**What is expected**
Filter the records down to the lines that hold the word "shall", and copy each of those lines.

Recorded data

========================================

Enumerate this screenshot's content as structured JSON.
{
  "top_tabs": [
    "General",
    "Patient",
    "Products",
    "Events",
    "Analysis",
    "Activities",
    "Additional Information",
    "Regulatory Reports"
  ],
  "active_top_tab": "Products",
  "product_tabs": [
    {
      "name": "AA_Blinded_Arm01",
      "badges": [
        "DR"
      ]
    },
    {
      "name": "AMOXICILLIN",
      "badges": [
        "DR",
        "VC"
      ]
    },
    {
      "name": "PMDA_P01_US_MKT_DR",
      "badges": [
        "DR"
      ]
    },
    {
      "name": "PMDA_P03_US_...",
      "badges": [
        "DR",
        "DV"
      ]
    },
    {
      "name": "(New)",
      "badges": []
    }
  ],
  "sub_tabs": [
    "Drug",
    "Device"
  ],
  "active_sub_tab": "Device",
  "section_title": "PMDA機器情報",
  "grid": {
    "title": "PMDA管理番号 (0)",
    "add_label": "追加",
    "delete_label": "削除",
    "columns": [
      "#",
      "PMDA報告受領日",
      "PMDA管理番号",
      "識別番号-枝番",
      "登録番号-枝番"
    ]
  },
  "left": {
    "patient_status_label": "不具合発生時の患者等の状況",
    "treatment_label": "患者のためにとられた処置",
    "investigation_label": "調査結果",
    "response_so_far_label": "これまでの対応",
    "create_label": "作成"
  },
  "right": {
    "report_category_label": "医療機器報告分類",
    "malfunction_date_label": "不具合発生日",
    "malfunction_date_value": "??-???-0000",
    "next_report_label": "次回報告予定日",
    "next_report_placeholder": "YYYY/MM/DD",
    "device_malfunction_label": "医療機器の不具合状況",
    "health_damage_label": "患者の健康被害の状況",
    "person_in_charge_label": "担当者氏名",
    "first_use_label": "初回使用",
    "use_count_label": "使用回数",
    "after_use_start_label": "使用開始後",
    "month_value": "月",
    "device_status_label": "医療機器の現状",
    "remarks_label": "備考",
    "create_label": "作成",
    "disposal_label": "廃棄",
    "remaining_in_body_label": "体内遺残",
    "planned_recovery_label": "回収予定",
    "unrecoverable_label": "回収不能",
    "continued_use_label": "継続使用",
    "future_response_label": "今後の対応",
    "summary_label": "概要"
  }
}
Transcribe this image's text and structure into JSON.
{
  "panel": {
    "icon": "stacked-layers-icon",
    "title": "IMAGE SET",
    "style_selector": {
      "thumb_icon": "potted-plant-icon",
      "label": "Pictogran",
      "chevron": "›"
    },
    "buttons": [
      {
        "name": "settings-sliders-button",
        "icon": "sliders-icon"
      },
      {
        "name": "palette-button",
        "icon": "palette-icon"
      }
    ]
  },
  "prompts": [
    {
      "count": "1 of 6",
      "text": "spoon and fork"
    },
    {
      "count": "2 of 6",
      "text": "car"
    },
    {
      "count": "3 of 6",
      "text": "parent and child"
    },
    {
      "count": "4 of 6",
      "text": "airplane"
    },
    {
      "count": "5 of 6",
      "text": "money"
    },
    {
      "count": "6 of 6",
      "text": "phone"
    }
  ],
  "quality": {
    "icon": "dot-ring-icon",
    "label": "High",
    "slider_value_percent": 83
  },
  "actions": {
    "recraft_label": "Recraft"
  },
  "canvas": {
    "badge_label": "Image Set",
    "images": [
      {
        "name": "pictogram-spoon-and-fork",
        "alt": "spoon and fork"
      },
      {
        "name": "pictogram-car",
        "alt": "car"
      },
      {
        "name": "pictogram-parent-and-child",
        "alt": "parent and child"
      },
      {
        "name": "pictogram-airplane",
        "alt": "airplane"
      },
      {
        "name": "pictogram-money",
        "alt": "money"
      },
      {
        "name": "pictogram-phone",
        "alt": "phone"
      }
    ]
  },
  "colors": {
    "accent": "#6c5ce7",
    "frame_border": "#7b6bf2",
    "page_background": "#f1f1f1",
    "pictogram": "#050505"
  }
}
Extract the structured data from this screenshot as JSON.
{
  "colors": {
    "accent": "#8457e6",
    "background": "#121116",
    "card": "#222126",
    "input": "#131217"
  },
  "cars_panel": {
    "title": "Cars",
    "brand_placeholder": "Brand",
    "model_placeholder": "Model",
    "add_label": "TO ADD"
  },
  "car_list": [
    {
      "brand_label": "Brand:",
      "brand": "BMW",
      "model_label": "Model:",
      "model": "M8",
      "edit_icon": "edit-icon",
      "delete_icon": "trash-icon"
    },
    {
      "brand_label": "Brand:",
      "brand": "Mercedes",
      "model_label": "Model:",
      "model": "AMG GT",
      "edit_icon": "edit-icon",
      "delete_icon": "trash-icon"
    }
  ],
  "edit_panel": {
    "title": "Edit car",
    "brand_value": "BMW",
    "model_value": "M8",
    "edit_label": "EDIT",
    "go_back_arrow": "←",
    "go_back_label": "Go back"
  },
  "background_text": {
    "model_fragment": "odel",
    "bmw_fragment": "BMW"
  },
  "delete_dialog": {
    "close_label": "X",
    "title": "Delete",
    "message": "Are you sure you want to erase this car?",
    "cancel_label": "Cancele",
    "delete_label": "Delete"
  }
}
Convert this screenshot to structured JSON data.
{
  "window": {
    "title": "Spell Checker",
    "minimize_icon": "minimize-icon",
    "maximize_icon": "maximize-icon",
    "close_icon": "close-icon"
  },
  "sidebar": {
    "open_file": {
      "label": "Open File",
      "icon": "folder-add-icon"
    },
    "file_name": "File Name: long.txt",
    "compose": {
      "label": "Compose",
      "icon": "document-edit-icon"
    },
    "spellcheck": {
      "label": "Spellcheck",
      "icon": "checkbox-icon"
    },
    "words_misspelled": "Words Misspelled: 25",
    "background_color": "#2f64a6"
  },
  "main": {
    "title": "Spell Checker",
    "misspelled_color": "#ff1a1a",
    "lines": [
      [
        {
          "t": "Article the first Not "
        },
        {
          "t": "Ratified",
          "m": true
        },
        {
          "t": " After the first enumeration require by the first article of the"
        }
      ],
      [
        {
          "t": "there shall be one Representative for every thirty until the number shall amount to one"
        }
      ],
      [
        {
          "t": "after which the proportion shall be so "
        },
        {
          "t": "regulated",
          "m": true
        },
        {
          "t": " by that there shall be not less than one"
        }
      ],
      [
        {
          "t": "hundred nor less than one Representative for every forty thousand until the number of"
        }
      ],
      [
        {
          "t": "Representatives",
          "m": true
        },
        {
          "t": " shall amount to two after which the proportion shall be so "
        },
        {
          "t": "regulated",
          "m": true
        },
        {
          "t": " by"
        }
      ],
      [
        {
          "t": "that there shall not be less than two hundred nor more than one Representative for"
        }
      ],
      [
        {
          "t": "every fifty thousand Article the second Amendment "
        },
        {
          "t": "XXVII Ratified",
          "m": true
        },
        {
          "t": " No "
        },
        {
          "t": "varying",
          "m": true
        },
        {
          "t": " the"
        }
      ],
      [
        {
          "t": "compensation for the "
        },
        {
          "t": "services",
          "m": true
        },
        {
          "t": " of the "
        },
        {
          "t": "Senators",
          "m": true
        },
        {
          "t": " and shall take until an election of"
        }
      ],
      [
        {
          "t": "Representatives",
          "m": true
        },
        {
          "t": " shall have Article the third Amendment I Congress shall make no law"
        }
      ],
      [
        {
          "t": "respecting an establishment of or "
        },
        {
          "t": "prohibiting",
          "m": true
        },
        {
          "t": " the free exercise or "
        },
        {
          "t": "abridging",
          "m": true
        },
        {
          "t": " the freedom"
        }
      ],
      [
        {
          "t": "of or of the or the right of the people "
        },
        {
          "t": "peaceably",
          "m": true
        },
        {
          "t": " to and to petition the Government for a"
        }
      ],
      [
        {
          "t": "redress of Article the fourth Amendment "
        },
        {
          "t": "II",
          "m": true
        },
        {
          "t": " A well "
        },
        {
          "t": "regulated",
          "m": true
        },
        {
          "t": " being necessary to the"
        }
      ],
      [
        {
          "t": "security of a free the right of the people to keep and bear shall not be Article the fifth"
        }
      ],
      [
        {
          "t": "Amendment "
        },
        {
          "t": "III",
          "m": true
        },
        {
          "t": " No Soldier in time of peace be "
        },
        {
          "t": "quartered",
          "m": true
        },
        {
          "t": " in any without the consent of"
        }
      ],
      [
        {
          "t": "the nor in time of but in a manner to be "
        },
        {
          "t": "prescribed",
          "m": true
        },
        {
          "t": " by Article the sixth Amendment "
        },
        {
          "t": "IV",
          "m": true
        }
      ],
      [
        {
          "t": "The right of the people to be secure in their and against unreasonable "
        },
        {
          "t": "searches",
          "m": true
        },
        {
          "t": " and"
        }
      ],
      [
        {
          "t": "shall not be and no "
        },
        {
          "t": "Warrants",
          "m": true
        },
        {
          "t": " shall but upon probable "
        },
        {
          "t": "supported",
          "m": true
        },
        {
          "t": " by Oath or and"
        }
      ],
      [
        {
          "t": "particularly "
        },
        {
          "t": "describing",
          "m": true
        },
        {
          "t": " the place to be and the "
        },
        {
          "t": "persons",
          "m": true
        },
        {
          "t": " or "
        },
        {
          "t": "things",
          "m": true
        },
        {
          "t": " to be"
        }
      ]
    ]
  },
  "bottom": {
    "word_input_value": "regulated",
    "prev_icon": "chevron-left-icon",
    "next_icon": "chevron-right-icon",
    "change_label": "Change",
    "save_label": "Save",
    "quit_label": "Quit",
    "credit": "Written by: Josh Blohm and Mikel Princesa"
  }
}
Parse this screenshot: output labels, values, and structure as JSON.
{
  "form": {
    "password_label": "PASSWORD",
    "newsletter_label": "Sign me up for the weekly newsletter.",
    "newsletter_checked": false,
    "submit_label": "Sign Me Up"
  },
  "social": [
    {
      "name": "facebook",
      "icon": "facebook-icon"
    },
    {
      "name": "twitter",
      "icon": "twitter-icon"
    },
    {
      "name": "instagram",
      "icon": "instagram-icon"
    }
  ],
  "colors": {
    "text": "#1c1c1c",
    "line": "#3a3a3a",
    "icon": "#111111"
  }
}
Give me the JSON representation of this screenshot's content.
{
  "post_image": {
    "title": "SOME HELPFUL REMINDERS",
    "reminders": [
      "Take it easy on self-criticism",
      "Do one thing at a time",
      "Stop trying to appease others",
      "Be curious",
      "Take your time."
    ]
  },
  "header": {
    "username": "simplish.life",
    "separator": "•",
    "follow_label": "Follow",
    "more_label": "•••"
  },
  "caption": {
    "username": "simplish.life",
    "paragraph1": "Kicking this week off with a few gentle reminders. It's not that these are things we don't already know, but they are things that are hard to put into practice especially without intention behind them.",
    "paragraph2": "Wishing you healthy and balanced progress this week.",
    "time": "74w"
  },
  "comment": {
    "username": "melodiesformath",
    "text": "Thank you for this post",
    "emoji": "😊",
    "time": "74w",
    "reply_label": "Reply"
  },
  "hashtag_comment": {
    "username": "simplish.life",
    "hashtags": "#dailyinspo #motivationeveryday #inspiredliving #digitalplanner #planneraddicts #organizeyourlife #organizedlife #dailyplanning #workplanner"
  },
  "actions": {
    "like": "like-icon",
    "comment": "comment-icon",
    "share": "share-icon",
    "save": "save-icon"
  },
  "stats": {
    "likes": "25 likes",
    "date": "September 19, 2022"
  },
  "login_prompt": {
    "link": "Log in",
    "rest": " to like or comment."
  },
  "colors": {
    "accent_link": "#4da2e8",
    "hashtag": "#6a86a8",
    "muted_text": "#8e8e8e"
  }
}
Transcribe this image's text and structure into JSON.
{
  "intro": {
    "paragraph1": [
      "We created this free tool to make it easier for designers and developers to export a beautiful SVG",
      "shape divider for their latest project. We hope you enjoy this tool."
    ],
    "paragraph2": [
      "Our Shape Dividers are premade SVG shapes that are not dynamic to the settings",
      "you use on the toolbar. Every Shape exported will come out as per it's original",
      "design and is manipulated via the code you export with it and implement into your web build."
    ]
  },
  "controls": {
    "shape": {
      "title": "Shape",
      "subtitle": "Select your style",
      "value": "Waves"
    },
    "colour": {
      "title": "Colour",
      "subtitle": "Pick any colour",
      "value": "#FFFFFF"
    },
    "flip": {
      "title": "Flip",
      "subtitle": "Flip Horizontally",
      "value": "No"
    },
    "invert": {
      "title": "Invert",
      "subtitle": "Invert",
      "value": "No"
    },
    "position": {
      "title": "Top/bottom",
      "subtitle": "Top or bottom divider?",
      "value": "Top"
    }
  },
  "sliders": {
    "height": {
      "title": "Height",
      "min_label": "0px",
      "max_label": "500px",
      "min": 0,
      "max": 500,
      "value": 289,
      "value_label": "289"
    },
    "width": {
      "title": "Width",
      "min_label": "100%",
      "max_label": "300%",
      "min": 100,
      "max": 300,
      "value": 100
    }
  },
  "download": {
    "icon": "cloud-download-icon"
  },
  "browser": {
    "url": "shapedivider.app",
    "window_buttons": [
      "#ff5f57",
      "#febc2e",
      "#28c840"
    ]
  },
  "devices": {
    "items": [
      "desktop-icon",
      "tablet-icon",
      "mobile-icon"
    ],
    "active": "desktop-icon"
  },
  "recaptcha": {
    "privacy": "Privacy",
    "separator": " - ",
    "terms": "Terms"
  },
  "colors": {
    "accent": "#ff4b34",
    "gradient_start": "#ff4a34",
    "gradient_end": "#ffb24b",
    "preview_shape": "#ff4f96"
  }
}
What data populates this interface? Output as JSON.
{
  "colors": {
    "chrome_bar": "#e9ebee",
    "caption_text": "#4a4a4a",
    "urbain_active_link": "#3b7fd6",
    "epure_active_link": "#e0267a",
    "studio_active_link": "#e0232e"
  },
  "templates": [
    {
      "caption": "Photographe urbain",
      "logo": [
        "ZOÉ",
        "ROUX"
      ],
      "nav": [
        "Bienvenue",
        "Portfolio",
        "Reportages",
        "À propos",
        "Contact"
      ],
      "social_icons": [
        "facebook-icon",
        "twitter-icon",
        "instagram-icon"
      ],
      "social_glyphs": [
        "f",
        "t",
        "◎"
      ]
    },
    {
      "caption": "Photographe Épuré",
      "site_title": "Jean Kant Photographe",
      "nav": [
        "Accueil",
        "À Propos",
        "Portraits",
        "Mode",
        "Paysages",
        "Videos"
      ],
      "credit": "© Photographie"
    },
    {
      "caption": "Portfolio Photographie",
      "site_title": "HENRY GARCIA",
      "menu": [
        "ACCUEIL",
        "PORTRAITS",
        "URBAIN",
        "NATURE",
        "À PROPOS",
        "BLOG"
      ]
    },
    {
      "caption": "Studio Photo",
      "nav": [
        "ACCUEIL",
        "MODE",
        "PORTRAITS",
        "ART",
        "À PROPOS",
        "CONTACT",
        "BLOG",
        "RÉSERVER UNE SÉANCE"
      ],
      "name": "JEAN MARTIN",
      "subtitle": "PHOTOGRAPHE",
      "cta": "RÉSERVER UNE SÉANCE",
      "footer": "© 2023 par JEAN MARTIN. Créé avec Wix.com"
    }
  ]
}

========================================

**Task solution**
          "t": "there shall be one Representative for every thirty until the number shall amount to one"
          "t": "after which the proportion shall be so "
          "t": " by that there shall be not less than one"
          "t": " shall amount to two after which the proportion shall be so "
          "t": "that there shall not be less than two hundred nor more than one Representative for"
          "t": " and shall take until an election of"
          "t": " shall have Article the third Amendment I Congress shall make no law"
          "t": "security of a free the right of the people to keep and bear shall not be Article the fifth"
          "t": "shall not be and no "
          "t": " shall but upon probable "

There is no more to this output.